> **TASK PROMPT**: Your task is to repeat the data exactly, every line of it.

> **DATA FOR REVIEW**:

+-------+

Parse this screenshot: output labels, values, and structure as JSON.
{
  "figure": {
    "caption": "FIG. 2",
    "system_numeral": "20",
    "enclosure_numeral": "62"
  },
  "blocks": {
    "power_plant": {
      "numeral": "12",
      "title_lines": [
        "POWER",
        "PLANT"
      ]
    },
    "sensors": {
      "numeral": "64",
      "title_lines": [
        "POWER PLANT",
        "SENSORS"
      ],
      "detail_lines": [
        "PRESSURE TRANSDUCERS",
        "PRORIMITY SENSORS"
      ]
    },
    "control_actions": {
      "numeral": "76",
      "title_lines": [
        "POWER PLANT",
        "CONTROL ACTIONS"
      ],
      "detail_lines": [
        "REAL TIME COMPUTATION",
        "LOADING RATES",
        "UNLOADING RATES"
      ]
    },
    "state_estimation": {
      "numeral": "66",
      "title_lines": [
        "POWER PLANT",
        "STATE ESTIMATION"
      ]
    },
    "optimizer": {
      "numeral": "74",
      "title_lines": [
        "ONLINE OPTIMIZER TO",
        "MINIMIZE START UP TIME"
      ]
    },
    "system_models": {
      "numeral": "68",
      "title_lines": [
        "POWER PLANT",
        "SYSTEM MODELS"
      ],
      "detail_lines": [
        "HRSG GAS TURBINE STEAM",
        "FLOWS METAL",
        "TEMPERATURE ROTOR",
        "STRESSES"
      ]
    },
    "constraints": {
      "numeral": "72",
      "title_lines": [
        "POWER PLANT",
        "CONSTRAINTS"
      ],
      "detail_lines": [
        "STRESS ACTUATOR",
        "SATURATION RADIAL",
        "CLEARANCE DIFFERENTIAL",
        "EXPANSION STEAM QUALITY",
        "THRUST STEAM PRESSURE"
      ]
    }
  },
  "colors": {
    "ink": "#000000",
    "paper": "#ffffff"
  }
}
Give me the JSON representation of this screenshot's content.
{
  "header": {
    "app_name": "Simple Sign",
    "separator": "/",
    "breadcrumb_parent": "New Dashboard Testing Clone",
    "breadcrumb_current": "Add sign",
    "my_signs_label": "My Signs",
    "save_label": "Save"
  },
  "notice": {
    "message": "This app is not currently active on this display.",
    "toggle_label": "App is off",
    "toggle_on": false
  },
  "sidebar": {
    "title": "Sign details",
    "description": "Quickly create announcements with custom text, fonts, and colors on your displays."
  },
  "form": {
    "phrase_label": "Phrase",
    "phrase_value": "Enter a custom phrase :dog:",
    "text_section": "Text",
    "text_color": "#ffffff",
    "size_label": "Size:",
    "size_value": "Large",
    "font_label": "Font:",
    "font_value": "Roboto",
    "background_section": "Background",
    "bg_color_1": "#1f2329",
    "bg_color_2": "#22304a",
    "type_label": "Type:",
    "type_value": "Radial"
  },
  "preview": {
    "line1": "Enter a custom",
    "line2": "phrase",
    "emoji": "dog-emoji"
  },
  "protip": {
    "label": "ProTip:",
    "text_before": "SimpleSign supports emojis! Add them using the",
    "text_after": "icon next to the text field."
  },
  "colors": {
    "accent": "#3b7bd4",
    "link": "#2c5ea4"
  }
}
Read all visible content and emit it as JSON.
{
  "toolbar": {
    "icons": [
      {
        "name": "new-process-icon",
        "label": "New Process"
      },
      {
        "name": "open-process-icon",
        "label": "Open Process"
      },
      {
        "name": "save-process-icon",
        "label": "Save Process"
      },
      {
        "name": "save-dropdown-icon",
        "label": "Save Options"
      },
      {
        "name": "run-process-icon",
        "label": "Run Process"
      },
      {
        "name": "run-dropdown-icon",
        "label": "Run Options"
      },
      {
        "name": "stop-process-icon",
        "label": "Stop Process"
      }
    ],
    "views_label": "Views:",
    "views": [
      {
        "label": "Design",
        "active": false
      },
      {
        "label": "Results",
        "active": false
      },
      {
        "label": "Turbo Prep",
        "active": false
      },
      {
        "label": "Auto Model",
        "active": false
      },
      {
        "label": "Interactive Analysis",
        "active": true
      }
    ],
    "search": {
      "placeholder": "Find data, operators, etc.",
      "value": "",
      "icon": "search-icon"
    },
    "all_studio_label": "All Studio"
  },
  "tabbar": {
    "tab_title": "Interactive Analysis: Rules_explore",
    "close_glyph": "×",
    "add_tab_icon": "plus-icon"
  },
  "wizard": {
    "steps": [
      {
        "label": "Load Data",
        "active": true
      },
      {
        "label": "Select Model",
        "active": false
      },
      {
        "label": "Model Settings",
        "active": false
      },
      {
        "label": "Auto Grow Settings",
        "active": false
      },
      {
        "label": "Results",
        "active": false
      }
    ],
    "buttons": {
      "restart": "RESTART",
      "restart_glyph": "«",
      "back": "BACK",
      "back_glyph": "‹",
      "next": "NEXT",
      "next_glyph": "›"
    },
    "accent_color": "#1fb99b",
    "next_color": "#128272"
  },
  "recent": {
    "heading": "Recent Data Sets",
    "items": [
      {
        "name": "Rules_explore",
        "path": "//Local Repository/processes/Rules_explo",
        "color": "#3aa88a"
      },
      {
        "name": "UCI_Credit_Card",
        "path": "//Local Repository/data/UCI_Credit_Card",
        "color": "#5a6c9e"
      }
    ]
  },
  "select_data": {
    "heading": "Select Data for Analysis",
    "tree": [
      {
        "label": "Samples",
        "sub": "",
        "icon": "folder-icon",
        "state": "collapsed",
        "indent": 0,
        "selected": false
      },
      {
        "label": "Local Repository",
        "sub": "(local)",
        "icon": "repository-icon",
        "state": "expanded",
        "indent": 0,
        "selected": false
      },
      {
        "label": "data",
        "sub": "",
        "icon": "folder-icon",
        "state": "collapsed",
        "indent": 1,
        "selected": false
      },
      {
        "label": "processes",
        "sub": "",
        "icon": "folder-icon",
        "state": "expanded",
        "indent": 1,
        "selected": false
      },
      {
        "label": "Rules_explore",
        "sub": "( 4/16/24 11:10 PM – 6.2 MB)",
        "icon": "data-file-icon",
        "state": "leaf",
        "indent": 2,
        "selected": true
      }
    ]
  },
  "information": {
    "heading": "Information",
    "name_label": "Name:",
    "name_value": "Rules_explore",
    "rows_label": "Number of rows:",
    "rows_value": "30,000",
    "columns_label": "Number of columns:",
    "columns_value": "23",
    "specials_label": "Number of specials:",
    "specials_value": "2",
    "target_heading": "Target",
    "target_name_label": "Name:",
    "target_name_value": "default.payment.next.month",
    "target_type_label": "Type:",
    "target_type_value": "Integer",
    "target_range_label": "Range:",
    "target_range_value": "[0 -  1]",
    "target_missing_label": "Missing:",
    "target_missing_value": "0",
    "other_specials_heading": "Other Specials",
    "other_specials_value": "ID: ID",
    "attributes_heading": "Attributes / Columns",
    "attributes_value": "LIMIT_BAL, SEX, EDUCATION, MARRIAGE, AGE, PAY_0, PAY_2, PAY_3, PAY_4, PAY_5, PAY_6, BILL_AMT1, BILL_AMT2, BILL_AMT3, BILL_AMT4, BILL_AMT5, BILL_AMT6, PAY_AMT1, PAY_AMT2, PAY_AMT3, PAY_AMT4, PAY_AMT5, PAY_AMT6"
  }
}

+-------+

> **YOUR RESPONSE**:
Parse this screenshot: output labels, values, and structure as JSON.
{
  "figure": {
    "caption": "FIG. 2",
    "system_numeral": "20",
    "enclosure_numeral": "62"
  },
  "blocks": {
    "power_plant": {
      "numeral": "12",
      "title_lines": [
        "POWER",
        "PLANT"
      ]
    },
    "sensors": {
      "numeral": "64",
      "title_lines": [
        "POWER PLANT",
        "SENSORS"
      ],
      "detail_lines": [
        "PRESSURE TRANSDUCERS",
        "PRORIMITY SENSORS"
      ]
    },
    "control_actions": {
      "numeral": "76",
      "title_lines": [
        "POWER PLANT",
        "CONTROL ACTIONS"
      ],
      "detail_lines": [
        "REAL TIME COMPUTATION",
        "LOADING RATES",
        "UNLOADING RATES"
      ]
    },
    "state_estimation": {
      "numeral": "66",
      "title_lines": [
        "POWER PLANT",
        "STATE ESTIMATION"
      ]
    },
    "optimizer": {
      "numeral": "74",
      "title_lines": [
        "ONLINE OPTIMIZER TO",
        "MINIMIZE START UP TIME"
      ]
    },
    "system_models": {
      "numeral": "68",
      "title_lines": [
        "POWER PLANT",
        "SYSTEM MODELS"
      ],
      "detail_lines": [
        "HRSG GAS TURBINE STEAM",
        "FLOWS METAL",
        "TEMPERATURE ROTOR",
        "STRESSES"
      ]
    },
    "constraints": {
      "numeral": "72",
      "title_lines": [
        "POWER PLANT",
        "CONSTRAINTS"
      ],
      "detail_lines": [
        "STRESS ACTUATOR",
        "SATURATION RADIAL",
        "CLEARANCE DIFFERENTIAL",
        "EXPANSION STEAM QUALITY",
        "THRUST STEAM PRESSURE"
      ]
    }
  },
  "colors": {
    "ink": "#000000",
    "paper": "#ffffff"
  }
}
Give me the JSON representation of this screenshot's content.
{
  "header": {
    "app_name": "Simple Sign",
    "separator": "/",
    "breadcrumb_parent": "New Dashboard Testing Clone",
    "breadcrumb_current": "Add sign",
    "my_signs_label": "My Signs",
    "save_label": "Save"
  },
  "notice": {
    "message": "This app is not currently active on this display.",
    "toggle_label": "App is off",
    "toggle_on": false
  },
  "sidebar": {
    "title": "Sign details",
    "description": "Quickly create announcements with custom text, fonts, and colors on your displays."
  },
  "form": {
    "phrase_label": "Phrase",
    "phrase_value": "Enter a custom phrase :dog:",
    "text_section": "Text",
    "text_color": "#ffffff",
    "size_label": "Size:",
    "size_value": "Large",
    "font_label": "Font:",
    "font_value": "Roboto",
    "background_section": "Background",
    "bg_color_1": "#1f2329",
    "bg_color_2": "#22304a",
    "type_label": "Type:",
    "type_value": "Radial"
  },
  "preview": {
    "line1": "Enter a custom",
    "line2": "phrase",
    "emoji": "dog-emoji"
  },
  "protip": {
    "label": "ProTip:",
    "text_before": "SimpleSign supports emojis! Add them using the",
    "text_after": "icon next to the text field."
  },
  "colors": {
    "accent": "#3b7bd4",
    "link": "#2c5ea4"
  }
}
Read all visible content and emit it as JSON.
{
  "toolbar": {
    "icons": [
      {
        "name": "new-process-icon",
        "label": "New Process"
      },
      {
        "name": "open-process-icon",
        "label": "Open Process"
      },
      {
        "name": "save-process-icon",
        "label": "Save Process"
      },
      {
        "name": "save-dropdown-icon",
        "label": "Save Options"
      },
      {
        "name": "run-process-icon",
        "label": "Run Process"
      },
      {
        "name": "run-dropdown-icon",
        "label": "Run Options"
      },
      {
        "name": "stop-process-icon",
        "label": "Stop Process"
      }
    ],
    "views_label": "Views:",
    "views": [
      {
        "label": "Design",
        "active": false
      },
      {
        "label": "Results",
        "active": false
      },
      {
        "label": "Turbo Prep",
        "active": false
      },
      {
        "label": "Auto Model",
        "active": false
      },
      {
        "label": "Interactive Analysis",
        "active": true
      }
    ],
    "search": {
      "placeholder": "Find data, operators, etc.",
      "value": "",
      "icon": "search-icon"
    },
    "all_studio_label": "All Studio"
  },
  "tabbar": {
    "tab_title": "Interactive Analysis: Rules_explore",
    "close_glyph": "×",
    "add_tab_icon": "plus-icon"
  },
  "wizard": {
    "steps": [
      {
        "label": "Load Data",
        "active": true
      },
      {
        "label": "Select Model",
        "active": false
      },
      {
        "label": "Model Settings",
        "active": false
      },
      {
        "label": "Auto Grow Settings",
        "active": false
      },
      {
        "label": "Results",
        "active": false
      }
    ],
    "buttons": {
      "restart": "RESTART",
      "restart_glyph": "«",
      "back": "BACK",
      "back_glyph": "‹",
      "next": "NEXT",
      "next_glyph": "›"
    },
    "accent_color": "#1fb99b",
    "next_color": "#128272"
  },
  "recent": {
    "heading": "Recent Data Sets",
    "items": [
      {
        "name": "Rules_explore",
        "path": "//Local Repository/processes/Rules_explo",
        "color": "#3aa88a"
      },
      {
        "name": "UCI_Credit_Card",
        "path": "//Local Repository/data/UCI_Credit_Card",
        "color": "#5a6c9e"
      }
    ]
  },
  "select_data": {
    "heading": "Select Data for Analysis",
    "tree": [
      {
        "label": "Samples",
        "sub": "",
        "icon": "folder-icon",
        "state": "collapsed",
        "indent": 0,
        "selected": false
      },
      {
        "label": "Local Repository",
        "sub": "(local)",
        "icon": "repository-icon",
        "state": "expanded",
        "indent": 0,
        "selected": false
      },
      {
        "label": "data",
        "sub": "",
        "icon": "folder-icon",
        "state": "collapsed",
        "indent": 1,
        "selected": false
      },
      {
        "label": "processes",
        "sub": "",
        "icon": "folder-icon",
        "state": "expanded",
        "indent": 1,
        "selected": false
      },
      {
        "label": "Rules_explore",
        "sub": "( 4/16/24 11:10 PM – 6.2 MB)",
        "icon": "data-file-icon",
        "state": "leaf",
        "indent": 2,
        "selected": true
      }
    ]
  },
  "information": {
    "heading": "Information",
    "name_label": "Name:",
    "name_value": "Rules_explore",
    "rows_label": "Number of rows:",
    "rows_value": "30,000",
    "columns_label": "Number of columns:",
    "columns_value": "23",
    "specials_label": "Number of specials:",
    "specials_value": "2",
    "target_heading": "Target",
    "target_name_label": "Name:",
    "target_name_value": "default.payment.next.month",
    "target_type_label": "Type:",
    "target_type_value": "Integer",
    "target_range_label": "Range:",
    "target_range_value": "[0 -  1]",
    "target_missing_label": "Missing:",
    "target_missing_value": "0",
    "other_specials_heading": "Other Specials",
    "other_specials_value": "ID: ID",
    "attributes_heading": "Attributes / Columns",
    "attributes_value": "LIMIT_BAL, SEX, EDUCATION, MARRIAGE, AGE, PAY_0, PAY_2, PAY_3, PAY_4, PAY_5, PAY_6, BILL_AMT1, BILL_AMT2, BILL_AMT3, BILL_AMT4, BILL_AMT5, BILL_AMT6, PAY_AMT1, PAY_AMT2, PAY_AMT3, PAY_AMT4, PAY_AMT5, PAY_AMT6"
  }
}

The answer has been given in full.